=== Aim of the exercise ===
Since the copy must match the original, write out each record word for word, skipping only the pictures.

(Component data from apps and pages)

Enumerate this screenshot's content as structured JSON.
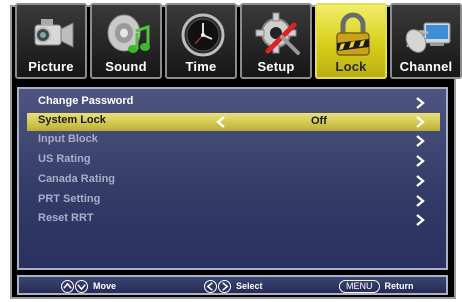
{
  "tabs": [
    {
      "label": "Picture",
      "icon": "camcorder-icon"
    },
    {
      "label": "Sound",
      "icon": "speaker-music-icon"
    },
    {
      "label": "Time",
      "icon": "clock-icon"
    },
    {
      "label": "Setup",
      "icon": "tools-icon"
    },
    {
      "label": "Lock",
      "icon": "padlock-icon",
      "active": true
    },
    {
      "label": "Channel",
      "icon": "satellite-dish-icon"
    }
  ],
  "menu": {
    "items": [
      {
        "label": "Change Password"
      },
      {
        "label": "System Lock",
        "value": "Off",
        "selected": true
      },
      {
        "label": "Input Block"
      },
      {
        "label": "US Rating"
      },
      {
        "label": "Canada Rating"
      },
      {
        "label": "PRT Setting"
      },
      {
        "label": "Reset RRT"
      }
    ]
  },
  "footer": {
    "move_label": "Move",
    "select_label": "Select",
    "menu_key": "MENU",
    "return_label": "Return"
  },
  "colors": {
    "panel": "#323a66",
    "highlight": "#d0c54c",
    "active_tab": "#d7cf1a"
  }
}
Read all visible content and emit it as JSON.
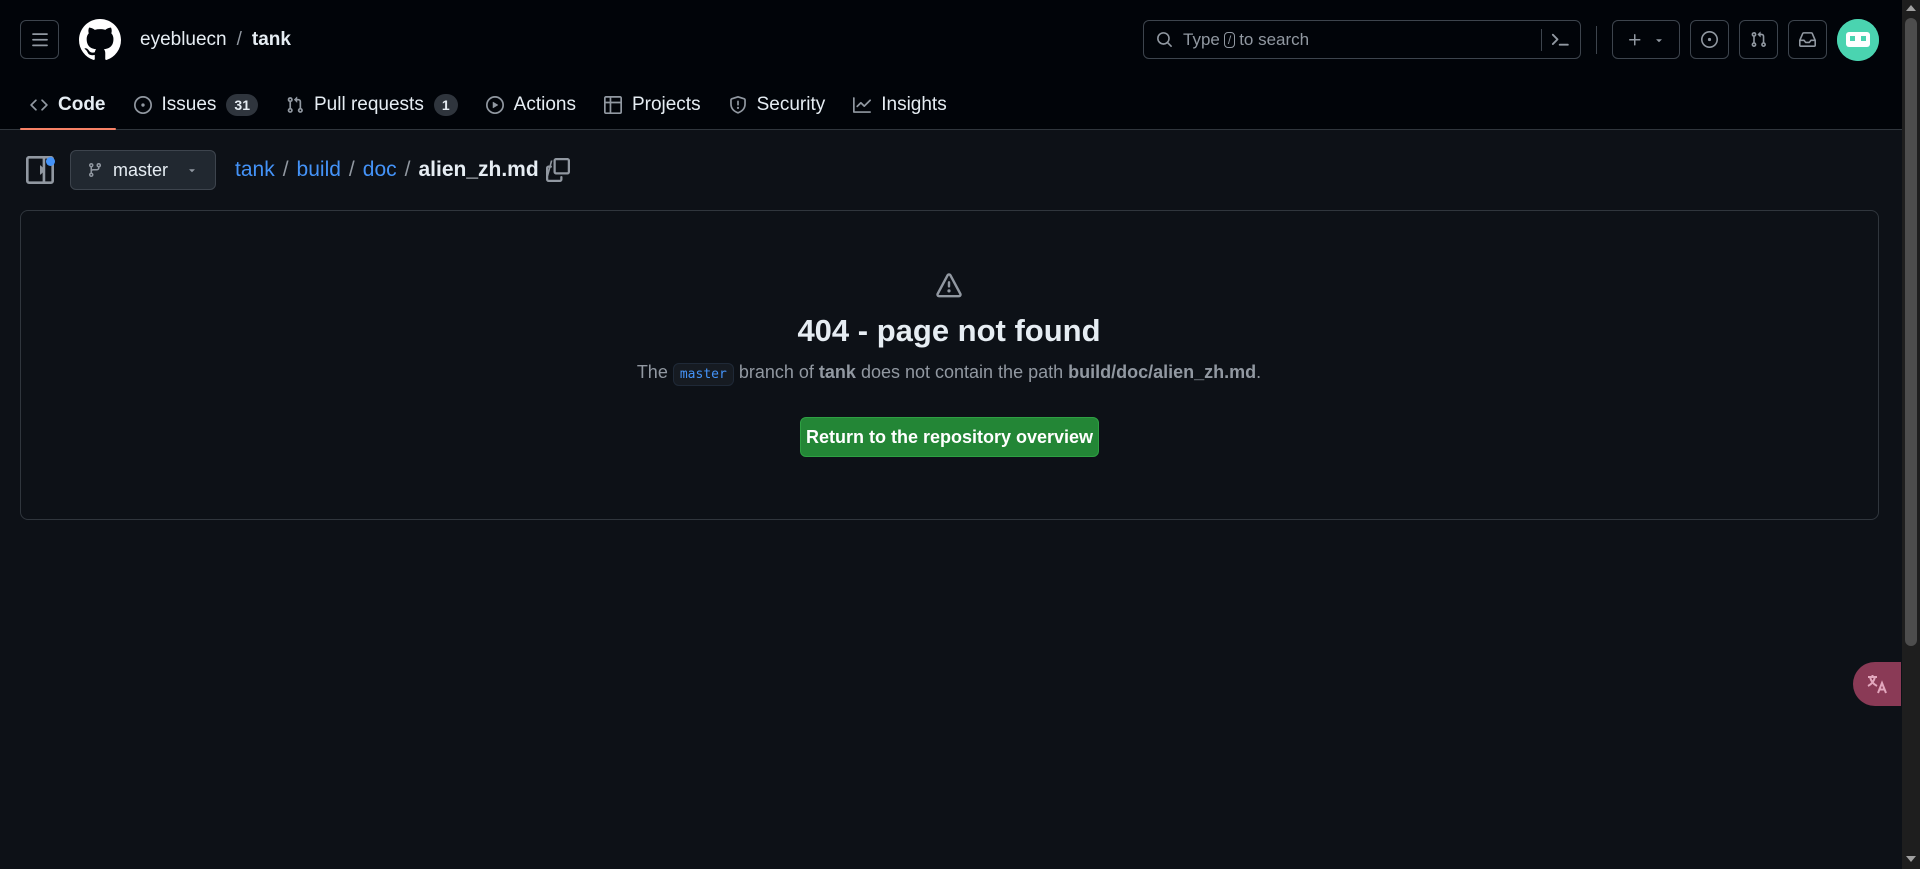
{
  "header": {
    "owner": "eyebluecn",
    "separator": "/",
    "repo": "tank",
    "search": {
      "prefix": "Type",
      "key": "/",
      "suffix": "to search"
    }
  },
  "nav": {
    "tabs": [
      {
        "label": "Code",
        "icon": "code-icon",
        "active": true
      },
      {
        "label": "Issues",
        "icon": "issue-icon",
        "count": "31"
      },
      {
        "label": "Pull requests",
        "icon": "pull-request-icon",
        "count": "1"
      },
      {
        "label": "Actions",
        "icon": "play-icon"
      },
      {
        "label": "Projects",
        "icon": "table-icon"
      },
      {
        "label": "Security",
        "icon": "shield-icon"
      },
      {
        "label": "Insights",
        "icon": "graph-icon"
      }
    ]
  },
  "branch": {
    "name": "master"
  },
  "breadcrumb": {
    "parts": [
      "tank",
      "build",
      "doc"
    ],
    "current": "alien_zh.md",
    "sep": "/"
  },
  "error": {
    "title": "404 - page not found",
    "text_the": "The",
    "branch": "master",
    "text_branch_of": "branch of",
    "repo": "tank",
    "text_no_path": "does not contain the path",
    "path": "build/doc/alien_zh.md",
    "period": ".",
    "button": "Return to the repository overview"
  },
  "colors": {
    "background": "#0d1117",
    "header": "#010409",
    "link": "#4493f8",
    "primary_button": "#238636",
    "active_tab_underline": "#f78166"
  }
}
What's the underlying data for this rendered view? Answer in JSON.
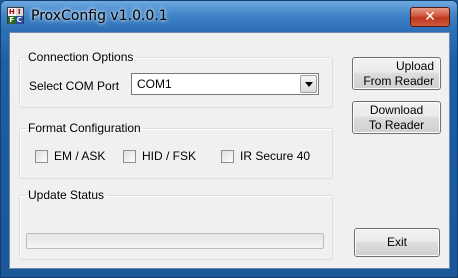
{
  "window": {
    "title": "ProxConfig v1.0.0.1",
    "icon_name": "proxconfig-app-icon",
    "icon_letters": [
      "H",
      "I",
      "F",
      "C"
    ],
    "close_glyph": "✕"
  },
  "connection": {
    "group_label": "Connection Options",
    "port_label": "Select COM Port",
    "port_value": "COM1"
  },
  "format": {
    "group_label": "Format Configuration",
    "options": [
      {
        "label": "EM / ASK",
        "checked": false
      },
      {
        "label": "HID / FSK",
        "checked": false
      },
      {
        "label": "IR Secure 40",
        "checked": false
      }
    ]
  },
  "status": {
    "group_label": "Update Status",
    "progress": 0
  },
  "buttons": {
    "upload": [
      "Upload",
      "From Reader"
    ],
    "download": [
      "Download",
      "To Reader"
    ],
    "exit": "Exit"
  },
  "colors": {
    "title_bar": "#3f82c6",
    "close_button": "#c0381e",
    "dialog_bg": "#f0f0f0"
  }
}
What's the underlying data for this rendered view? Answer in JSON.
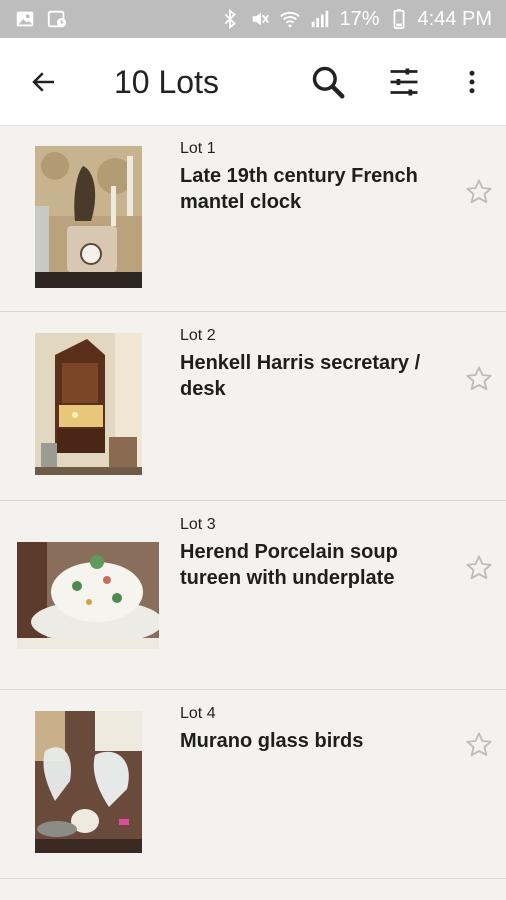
{
  "status_bar": {
    "battery_percent": "17%",
    "time": "4:44 PM",
    "icons": [
      "image-icon",
      "screenshot-icon",
      "bluetooth-icon",
      "mute-vibrate-icon",
      "wifi-icon",
      "signal-icon",
      "battery-icon"
    ]
  },
  "app_bar": {
    "title": "10 Lots",
    "icons": [
      "back-arrow-icon",
      "search-icon",
      "filter-sliders-icon",
      "more-vert-icon"
    ]
  },
  "lots": [
    {
      "number": "Lot 1",
      "title": "Late 19th century French mantel clock",
      "image": "mantel-clock-photo",
      "starred": false
    },
    {
      "number": "Lot 2",
      "title": "Henkell Harris secretary / desk",
      "image": "secretary-desk-photo",
      "starred": false
    },
    {
      "number": "Lot 3",
      "title": "Herend Porcelain soup tureen with underplate",
      "image": "soup-tureen-photo",
      "starred": false
    },
    {
      "number": "Lot 4",
      "title": "Murano glass birds",
      "image": "glass-birds-photo",
      "starred": false
    }
  ],
  "colors": {
    "status_bar": "#bdbdbd",
    "app_bar": "#ffffff",
    "list_background": "#f3f2ee",
    "star_outline": "#bdbdbd"
  }
}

=== Exercise output ===
Enumerate this screenshot's content as structured JSON.
{
  "tabs": [
    {
      "label": "Picture",
      "icon": "camcorder-icon"
    },
    {
      "label": "Sound",
      "icon": "speaker-music-icon"
    },
    {
      "label": "Time",
      "icon": "clock-icon"
    },
    {
      "label": "Setup",
      "icon": "tools-icon"
    },
    {
      "label": "Lock",
      "icon": "padlock-icon",
      "active": true
    },
    {
      "label": "Channel",
      "icon": "satellite-dish-icon"
    }
  ],
  "menu": {
    "items": [
      {
        "label": "Change Password"
      },
      {
        "label": "System Lock",
        "value": "Off",
        "selected": true
      },
      {
        "label": "Input Block"
      },
      {
        "label": "US Rating"
      },
      {
        "label": "Canada Rating"
      },
      {
        "label": "PRT Setting"
      },
      {
        "label": "Reset RRT"
      }
    ]
  },
  "footer": {
    "move_label": "Move",
    "select_label": "Select",
    "menu_key": "MENU",
    "return_label": "Return"
  },
  "colors": {
    "panel": "#323a66",
    "highlight": "#d0c54c",
    "active_tab": "#d7cf1a"
  }
}
Read all visible content and emit it as JSON.
{
  "header": {
    "owner": "eyebluecn",
    "separator": "/",
    "repo": "tank",
    "search": {
      "prefix": "Type",
      "key": "/",
      "suffix": "to search"
    }
  },
  "nav": {
    "tabs": [
      {
        "label": "Code",
        "icon": "code-icon",
        "active": true
      },
      {
        "label": "Issues",
        "icon": "issue-icon",
        "count": "31"
      },
      {
        "label": "Pull requests",
        "icon": "pull-request-icon",
        "count": "1"
      },
      {
        "label": "Actions",
        "icon": "play-icon"
      },
      {
        "label": "Projects",
        "icon": "table-icon"
      },
      {
        "label": "Security",
        "icon": "shield-icon"
      },
      {
        "label": "Insights",
        "icon": "graph-icon"
      }
    ]
  },
  "branch": {
    "name": "master"
  },
  "breadcrumb": {
    "parts": [
      "tank",
      "build",
      "doc"
    ],
    "current": "alien_zh.md",
    "sep": "/"
  },
  "error": {
    "title": "404 - page not found",
    "text_the": "The",
    "branch": "master",
    "text_branch_of": "branch of",
    "repo": "tank",
    "text_no_path": "does not contain the path",
    "path": "build/doc/alien_zh.md",
    "period": ".",
    "button": "Return to the repository overview"
  },
  "colors": {
    "background": "#0d1117",
    "header": "#010409",
    "link": "#4493f8",
    "primary_button": "#238636",
    "active_tab_underline": "#f78166"
  }
}
What's the underlying data for this rendered view? Answer in JSON.
{
  "window": {
    "title": "ProxConfig v1.0.0.1",
    "icon_name": "proxconfig-app-icon",
    "icon_letters": [
      "H",
      "I",
      "F",
      "C"
    ],
    "close_glyph": "✕"
  },
  "connection": {
    "group_label": "Connection Options",
    "port_label": "Select COM Port",
    "port_value": "COM1"
  },
  "format": {
    "group_label": "Format Configuration",
    "options": [
      {
        "label": "EM / ASK",
        "checked": false
      },
      {
        "label": "HID / FSK",
        "checked": false
      },
      {
        "label": "IR Secure 40",
        "checked": false
      }
    ]
  },
  "status": {
    "group_label": "Update Status",
    "progress": 0
  },
  "buttons": {
    "upload": [
      "Upload",
      "From Reader"
    ],
    "download": [
      "Download",
      "To Reader"
    ],
    "exit": "Exit"
  },
  "colors": {
    "title_bar": "#3f82c6",
    "close_button": "#c0381e",
    "dialog_bg": "#f0f0f0"
  }
}
What's the underlying data for this rendered view? Answer in JSON.
{
  "status_bar": {
    "battery_percent": "17%",
    "time": "4:44 PM",
    "icons": [
      "image-icon",
      "screenshot-icon",
      "bluetooth-icon",
      "mute-vibrate-icon",
      "wifi-icon",
      "signal-icon",
      "battery-icon"
    ]
  },
  "app_bar": {
    "title": "10 Lots",
    "icons": [
      "back-arrow-icon",
      "search-icon",
      "filter-sliders-icon",
      "more-vert-icon"
    ]
  },
  "lots": [
    {
      "number": "Lot 1",
      "title": "Late 19th century French mantel clock",
      "image": "mantel-clock-photo",
      "starred": false
    },
    {
      "number": "Lot 2",
      "title": "Henkell Harris secretary / desk",
      "image": "secretary-desk-photo",
      "starred": false
    },
    {
      "number": "Lot 3",
      "title": "Herend Porcelain soup tureen with underplate",
      "image": "soup-tureen-photo",
      "starred": false
    },
    {
      "number": "Lot 4",
      "title": "Murano glass birds",
      "image": "glass-birds-photo",
      "starred": false
    }
  ],
  "colors": {
    "status_bar": "#bdbdbd",
    "app_bar": "#ffffff",
    "list_background": "#f3f2ee",
    "star_outline": "#bdbdbd"
  }
}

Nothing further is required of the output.